Brands devote time and effort to vetting and managing their chosen celebrity ambassadors, but the added publicity and instant backlash from a prominent columnist or presidential candidate deciding you’re in the right (while insulting your antagonists) is something that few are prepared for, particularly under pressure of the crisis spotlight.

Ignore them, and it looks like you’ve recruited some tricky publicists; attempt to distance yourself and you risk a further bout of publicity as your new-found friends take offense. Either way, it’s a distraction from managing the incident at hand and getting your reputation back on track, as well as great material for social media commentators and lazy journalists looking for something quotable (Noel Edmonds is due to hit the breakfast TV sofas this morning, he says).
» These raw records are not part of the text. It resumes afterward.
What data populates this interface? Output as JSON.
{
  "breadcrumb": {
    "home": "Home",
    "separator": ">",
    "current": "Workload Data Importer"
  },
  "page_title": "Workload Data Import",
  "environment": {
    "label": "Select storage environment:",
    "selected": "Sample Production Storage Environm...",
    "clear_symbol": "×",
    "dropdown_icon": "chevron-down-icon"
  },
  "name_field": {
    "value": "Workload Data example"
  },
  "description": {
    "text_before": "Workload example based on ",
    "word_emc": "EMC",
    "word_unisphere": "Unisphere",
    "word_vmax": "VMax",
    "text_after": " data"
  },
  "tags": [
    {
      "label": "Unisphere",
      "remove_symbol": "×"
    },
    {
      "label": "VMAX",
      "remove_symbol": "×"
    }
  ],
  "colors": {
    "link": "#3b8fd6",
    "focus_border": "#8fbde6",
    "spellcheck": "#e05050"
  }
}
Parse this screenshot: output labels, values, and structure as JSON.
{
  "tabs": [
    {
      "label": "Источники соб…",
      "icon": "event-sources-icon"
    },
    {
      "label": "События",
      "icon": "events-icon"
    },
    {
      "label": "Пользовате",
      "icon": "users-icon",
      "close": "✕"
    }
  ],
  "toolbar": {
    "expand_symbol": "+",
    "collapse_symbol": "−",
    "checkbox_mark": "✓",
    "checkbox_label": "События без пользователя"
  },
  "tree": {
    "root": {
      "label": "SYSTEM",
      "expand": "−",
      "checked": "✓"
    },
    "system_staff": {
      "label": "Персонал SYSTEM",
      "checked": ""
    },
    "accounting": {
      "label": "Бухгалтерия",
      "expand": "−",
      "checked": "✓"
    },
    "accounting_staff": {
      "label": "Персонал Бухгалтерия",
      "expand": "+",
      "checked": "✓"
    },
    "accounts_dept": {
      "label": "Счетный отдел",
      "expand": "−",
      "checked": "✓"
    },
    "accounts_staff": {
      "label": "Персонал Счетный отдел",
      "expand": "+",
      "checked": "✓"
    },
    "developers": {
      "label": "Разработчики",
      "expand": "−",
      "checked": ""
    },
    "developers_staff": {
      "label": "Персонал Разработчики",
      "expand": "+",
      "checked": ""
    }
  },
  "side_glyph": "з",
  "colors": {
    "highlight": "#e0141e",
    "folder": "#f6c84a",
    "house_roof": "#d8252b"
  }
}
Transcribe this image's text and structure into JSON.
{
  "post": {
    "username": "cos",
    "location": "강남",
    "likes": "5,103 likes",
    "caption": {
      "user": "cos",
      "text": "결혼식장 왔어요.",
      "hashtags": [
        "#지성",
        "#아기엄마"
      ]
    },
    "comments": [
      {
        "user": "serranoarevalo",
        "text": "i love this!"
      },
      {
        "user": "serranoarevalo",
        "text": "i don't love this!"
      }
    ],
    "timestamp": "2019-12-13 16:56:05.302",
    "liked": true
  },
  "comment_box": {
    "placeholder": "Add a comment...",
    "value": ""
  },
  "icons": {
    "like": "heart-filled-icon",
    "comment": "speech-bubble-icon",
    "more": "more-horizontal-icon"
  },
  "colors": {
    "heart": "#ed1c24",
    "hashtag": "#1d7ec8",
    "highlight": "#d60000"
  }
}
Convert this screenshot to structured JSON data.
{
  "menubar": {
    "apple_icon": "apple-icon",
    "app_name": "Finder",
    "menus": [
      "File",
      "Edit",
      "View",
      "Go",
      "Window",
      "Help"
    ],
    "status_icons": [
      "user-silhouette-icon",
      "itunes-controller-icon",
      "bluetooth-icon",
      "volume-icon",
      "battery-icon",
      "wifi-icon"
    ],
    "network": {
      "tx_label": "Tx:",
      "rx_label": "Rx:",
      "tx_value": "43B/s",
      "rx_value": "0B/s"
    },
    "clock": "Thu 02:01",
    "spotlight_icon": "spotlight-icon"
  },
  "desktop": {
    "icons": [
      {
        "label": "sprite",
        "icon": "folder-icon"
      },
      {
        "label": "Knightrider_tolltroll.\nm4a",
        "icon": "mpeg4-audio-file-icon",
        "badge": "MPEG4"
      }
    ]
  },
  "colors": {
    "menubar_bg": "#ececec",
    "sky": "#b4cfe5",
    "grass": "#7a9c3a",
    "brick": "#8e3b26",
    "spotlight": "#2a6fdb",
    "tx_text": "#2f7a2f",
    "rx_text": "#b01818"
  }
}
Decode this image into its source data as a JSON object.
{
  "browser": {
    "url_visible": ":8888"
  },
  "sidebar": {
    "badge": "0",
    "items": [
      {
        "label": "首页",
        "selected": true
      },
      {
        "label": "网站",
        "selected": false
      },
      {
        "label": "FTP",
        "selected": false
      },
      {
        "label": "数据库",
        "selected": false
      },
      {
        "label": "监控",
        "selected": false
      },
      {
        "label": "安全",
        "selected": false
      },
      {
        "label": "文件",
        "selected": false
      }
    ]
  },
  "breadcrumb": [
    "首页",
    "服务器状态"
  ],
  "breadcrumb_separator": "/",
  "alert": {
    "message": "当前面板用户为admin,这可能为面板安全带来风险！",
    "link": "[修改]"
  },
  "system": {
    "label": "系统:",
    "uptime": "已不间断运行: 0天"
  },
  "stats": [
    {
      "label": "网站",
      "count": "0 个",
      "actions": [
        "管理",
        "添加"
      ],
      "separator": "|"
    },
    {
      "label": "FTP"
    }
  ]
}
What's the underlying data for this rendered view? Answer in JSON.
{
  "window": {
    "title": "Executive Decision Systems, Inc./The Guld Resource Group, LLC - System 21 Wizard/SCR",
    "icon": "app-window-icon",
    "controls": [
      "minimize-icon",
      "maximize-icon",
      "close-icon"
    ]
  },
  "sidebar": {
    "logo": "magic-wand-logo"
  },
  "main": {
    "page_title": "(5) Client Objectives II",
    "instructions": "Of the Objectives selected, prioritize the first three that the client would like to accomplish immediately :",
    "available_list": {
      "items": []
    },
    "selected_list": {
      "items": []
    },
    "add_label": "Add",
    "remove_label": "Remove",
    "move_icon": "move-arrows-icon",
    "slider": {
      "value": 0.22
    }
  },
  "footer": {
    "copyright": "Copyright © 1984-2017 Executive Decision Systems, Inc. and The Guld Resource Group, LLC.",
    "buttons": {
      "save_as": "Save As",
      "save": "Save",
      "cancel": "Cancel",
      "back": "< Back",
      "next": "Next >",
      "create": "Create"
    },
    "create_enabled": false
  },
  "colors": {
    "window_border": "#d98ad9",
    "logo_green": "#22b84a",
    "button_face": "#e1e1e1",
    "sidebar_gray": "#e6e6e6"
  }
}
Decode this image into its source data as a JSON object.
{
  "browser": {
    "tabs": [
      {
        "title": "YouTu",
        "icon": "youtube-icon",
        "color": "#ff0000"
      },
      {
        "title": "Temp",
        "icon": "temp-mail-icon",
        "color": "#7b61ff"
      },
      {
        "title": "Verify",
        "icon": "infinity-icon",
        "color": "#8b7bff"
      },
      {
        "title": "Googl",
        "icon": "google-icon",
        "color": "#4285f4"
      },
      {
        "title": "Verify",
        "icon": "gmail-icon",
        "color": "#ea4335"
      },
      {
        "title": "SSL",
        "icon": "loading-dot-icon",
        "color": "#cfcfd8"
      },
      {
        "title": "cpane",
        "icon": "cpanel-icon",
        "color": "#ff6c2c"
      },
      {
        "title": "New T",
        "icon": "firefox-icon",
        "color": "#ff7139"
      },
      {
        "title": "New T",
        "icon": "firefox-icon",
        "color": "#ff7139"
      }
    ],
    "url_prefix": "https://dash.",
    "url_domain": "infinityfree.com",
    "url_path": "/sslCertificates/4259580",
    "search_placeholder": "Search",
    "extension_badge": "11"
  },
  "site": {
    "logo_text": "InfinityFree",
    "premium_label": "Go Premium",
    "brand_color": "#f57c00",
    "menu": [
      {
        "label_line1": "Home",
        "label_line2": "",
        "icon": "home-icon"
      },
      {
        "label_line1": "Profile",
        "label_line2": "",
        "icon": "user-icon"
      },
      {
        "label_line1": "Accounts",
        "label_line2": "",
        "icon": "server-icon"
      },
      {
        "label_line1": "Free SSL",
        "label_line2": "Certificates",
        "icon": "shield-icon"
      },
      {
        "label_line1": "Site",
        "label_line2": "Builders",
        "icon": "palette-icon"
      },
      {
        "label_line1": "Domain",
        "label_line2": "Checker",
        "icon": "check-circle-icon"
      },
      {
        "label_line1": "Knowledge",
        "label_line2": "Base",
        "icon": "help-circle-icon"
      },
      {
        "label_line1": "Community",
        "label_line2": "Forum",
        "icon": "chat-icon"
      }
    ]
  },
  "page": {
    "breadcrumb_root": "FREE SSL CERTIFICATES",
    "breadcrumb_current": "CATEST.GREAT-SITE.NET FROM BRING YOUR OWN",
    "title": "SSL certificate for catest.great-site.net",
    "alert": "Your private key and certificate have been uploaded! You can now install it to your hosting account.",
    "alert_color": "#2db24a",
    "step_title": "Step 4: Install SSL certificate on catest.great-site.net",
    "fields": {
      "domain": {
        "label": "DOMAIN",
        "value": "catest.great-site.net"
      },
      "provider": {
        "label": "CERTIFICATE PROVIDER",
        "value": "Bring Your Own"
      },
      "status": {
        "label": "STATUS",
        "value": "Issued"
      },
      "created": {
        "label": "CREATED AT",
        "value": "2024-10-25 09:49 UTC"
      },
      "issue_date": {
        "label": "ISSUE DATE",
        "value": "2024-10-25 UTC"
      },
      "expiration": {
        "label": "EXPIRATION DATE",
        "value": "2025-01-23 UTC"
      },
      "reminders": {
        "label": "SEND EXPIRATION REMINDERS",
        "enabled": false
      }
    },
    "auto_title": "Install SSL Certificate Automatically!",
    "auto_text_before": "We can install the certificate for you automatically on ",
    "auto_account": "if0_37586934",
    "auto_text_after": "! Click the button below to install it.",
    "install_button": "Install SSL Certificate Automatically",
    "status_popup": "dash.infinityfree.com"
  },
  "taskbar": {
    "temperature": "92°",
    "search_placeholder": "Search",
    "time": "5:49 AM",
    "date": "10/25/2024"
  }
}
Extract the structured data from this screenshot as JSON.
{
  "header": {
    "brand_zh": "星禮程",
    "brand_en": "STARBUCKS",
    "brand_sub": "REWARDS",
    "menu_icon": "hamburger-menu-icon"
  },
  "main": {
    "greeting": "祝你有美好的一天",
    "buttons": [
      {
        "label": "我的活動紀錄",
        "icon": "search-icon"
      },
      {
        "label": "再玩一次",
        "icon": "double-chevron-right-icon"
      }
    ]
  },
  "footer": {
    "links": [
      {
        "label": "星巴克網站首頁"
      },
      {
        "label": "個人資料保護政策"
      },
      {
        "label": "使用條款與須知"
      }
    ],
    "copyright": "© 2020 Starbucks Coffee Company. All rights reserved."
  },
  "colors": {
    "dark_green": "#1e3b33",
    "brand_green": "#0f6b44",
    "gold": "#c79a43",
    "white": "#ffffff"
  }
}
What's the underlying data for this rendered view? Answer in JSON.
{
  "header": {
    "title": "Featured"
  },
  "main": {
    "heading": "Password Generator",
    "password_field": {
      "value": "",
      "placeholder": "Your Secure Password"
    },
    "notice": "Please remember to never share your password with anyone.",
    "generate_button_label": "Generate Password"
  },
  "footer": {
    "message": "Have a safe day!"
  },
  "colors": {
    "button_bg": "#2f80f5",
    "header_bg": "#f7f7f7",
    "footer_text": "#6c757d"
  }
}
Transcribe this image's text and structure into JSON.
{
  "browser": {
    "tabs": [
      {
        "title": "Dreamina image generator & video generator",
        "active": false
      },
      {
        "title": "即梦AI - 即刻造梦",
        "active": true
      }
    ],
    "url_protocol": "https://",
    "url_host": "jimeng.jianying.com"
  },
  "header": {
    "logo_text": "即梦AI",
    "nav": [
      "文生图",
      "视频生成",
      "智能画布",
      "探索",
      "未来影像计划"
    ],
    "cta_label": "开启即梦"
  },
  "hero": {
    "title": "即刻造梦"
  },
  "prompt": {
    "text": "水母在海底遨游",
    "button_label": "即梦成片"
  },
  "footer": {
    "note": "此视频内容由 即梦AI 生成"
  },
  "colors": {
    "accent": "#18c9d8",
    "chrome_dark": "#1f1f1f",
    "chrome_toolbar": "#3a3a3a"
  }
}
As with all crisis decision-making, there are few definitively right answers. Maintaining a steady rhythm of communication, across the channels where the discussion is happening, comprising a clear statement of what you’re doing and why, is a good rule to live by. Where your self-appointed ambassadors risk spreading misinformation or causing you (as in the EMP Pad case) trouble with regulators, then it’s worth making clear the relationship between you. But don’t grapple too much in social media with the characters themselves and don’t confuse usually short-lived Twitter comedians’ memes with a long-lasting reputational damage. On that score, it looks like EMP’s approach yesterday was a smart one.